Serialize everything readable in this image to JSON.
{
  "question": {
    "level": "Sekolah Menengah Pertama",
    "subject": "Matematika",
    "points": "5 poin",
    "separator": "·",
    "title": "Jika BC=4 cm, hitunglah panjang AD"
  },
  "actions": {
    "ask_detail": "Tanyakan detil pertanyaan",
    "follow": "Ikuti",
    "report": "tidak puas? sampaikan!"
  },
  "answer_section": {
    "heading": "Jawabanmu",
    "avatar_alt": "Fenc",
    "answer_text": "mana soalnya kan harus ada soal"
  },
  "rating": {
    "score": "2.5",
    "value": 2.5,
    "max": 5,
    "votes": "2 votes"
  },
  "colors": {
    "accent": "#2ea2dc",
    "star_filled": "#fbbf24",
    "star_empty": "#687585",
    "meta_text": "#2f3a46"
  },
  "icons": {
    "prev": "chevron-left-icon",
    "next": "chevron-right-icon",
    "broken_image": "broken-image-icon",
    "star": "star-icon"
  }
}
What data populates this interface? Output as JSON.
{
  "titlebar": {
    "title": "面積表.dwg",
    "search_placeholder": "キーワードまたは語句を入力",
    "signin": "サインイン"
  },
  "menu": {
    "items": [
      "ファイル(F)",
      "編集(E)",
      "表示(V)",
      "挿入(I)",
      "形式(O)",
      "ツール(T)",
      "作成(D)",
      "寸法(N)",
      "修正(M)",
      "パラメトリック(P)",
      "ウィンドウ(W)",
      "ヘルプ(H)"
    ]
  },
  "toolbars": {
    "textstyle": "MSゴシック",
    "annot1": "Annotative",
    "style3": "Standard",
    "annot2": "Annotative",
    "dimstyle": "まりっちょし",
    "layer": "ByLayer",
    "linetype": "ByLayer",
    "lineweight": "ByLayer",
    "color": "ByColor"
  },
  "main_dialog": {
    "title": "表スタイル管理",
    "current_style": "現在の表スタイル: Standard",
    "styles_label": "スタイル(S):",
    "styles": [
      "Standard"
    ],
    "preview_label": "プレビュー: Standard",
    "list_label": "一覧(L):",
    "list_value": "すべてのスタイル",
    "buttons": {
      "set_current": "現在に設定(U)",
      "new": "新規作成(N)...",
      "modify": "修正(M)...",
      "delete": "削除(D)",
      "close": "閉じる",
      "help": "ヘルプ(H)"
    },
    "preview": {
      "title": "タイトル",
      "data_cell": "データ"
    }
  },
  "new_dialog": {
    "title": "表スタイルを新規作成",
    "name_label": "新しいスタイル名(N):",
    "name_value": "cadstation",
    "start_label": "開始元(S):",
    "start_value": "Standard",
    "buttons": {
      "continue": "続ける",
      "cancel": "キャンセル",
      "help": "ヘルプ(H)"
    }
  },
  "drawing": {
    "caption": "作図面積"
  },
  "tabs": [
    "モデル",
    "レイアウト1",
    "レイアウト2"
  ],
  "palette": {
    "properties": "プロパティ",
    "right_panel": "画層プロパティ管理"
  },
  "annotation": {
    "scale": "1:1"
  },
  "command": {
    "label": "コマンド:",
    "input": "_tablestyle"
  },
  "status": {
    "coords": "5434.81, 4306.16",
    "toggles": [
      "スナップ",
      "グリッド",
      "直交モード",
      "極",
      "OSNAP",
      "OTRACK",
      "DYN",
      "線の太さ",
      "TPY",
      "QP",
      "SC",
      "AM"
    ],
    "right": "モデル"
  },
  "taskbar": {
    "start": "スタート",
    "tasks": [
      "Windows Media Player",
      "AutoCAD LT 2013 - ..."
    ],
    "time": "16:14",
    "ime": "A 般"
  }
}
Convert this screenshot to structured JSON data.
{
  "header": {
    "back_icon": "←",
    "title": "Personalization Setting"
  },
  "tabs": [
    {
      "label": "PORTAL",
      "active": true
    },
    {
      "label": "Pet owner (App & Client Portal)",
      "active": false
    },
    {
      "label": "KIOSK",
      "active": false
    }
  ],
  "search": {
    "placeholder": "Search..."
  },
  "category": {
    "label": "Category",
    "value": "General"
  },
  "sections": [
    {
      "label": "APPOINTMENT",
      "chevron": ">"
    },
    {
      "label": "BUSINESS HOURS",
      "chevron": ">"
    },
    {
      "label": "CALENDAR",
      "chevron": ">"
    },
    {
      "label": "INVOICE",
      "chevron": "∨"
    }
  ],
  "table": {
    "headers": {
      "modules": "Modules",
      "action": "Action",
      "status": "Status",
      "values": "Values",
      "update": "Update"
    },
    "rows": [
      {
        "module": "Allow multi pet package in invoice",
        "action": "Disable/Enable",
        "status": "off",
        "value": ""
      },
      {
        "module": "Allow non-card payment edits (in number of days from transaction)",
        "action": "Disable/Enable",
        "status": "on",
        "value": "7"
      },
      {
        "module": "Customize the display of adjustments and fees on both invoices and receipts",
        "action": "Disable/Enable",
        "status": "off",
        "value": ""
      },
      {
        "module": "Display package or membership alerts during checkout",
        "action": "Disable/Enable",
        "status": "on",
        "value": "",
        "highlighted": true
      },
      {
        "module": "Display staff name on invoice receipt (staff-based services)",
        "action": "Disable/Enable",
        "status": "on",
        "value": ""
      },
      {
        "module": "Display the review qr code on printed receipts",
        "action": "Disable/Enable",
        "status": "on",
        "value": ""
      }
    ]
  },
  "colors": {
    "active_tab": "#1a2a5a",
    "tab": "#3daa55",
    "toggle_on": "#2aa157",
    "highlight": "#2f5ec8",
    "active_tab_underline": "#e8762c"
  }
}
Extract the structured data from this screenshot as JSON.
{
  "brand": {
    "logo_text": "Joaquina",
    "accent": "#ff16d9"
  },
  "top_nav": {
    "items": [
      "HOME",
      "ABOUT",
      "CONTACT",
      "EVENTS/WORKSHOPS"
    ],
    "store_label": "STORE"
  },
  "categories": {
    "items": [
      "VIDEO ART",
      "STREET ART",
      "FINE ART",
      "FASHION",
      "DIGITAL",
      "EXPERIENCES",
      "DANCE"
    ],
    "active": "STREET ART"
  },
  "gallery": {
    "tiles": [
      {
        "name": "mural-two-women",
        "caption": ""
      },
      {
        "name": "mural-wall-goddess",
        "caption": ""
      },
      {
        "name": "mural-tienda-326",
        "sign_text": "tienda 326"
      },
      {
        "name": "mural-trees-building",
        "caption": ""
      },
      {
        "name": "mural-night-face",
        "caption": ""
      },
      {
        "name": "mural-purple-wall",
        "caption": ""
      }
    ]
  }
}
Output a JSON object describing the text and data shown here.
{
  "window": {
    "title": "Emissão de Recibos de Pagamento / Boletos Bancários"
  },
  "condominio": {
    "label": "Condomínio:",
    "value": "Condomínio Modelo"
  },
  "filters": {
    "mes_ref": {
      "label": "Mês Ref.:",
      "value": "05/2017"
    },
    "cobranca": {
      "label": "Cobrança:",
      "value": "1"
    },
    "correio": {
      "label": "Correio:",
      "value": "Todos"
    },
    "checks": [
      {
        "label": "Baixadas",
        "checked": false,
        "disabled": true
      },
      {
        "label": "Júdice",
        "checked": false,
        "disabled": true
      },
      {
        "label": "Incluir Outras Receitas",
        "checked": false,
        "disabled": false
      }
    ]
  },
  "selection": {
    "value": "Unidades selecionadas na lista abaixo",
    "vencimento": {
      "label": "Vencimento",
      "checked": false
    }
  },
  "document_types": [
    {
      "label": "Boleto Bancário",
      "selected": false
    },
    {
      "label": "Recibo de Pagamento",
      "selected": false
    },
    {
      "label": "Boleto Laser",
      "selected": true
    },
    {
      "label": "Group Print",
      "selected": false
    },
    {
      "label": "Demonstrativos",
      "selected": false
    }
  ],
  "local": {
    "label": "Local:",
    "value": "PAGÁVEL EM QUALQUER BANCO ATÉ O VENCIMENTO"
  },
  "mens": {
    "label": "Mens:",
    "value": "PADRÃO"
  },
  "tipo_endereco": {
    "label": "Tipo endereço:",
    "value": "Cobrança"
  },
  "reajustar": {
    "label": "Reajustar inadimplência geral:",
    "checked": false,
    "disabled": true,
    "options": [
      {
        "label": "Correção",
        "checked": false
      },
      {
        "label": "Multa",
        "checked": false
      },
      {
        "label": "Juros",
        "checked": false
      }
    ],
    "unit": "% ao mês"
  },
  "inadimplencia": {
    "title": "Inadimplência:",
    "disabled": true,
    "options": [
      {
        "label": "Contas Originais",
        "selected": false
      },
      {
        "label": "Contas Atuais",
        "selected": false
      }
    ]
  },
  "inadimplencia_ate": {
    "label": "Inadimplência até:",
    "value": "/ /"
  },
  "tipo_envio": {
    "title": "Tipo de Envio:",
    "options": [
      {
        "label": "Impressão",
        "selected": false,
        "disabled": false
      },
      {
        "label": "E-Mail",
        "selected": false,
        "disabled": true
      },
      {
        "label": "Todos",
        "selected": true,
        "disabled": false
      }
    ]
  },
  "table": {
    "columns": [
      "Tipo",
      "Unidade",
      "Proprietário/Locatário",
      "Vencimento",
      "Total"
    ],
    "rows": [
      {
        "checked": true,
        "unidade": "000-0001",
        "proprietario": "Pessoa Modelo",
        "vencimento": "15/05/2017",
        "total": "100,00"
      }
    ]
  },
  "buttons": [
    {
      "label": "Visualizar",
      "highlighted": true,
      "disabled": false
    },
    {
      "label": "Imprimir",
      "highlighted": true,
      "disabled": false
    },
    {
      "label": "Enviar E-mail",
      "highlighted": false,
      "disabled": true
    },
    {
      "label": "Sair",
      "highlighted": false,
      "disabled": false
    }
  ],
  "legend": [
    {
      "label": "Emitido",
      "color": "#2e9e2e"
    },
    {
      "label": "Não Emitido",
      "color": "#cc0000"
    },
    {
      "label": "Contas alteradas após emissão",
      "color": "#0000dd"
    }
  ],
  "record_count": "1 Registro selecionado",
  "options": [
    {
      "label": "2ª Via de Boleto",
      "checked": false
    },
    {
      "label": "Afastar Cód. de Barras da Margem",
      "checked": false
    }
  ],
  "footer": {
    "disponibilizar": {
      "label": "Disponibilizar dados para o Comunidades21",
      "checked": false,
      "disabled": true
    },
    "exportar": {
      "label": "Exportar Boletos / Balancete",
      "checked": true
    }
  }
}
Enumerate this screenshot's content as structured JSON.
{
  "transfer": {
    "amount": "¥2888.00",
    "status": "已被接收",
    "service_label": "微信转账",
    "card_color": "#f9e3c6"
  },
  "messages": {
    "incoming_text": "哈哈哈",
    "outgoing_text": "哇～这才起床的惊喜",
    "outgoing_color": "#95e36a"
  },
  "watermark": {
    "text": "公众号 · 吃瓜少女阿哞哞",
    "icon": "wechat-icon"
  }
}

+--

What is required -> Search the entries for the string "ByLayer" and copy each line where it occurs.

Answer for this exercise ->
    "layer": "ByLayer",
    "linetype": "ByLayer",
    "lineweight": "ByLayer",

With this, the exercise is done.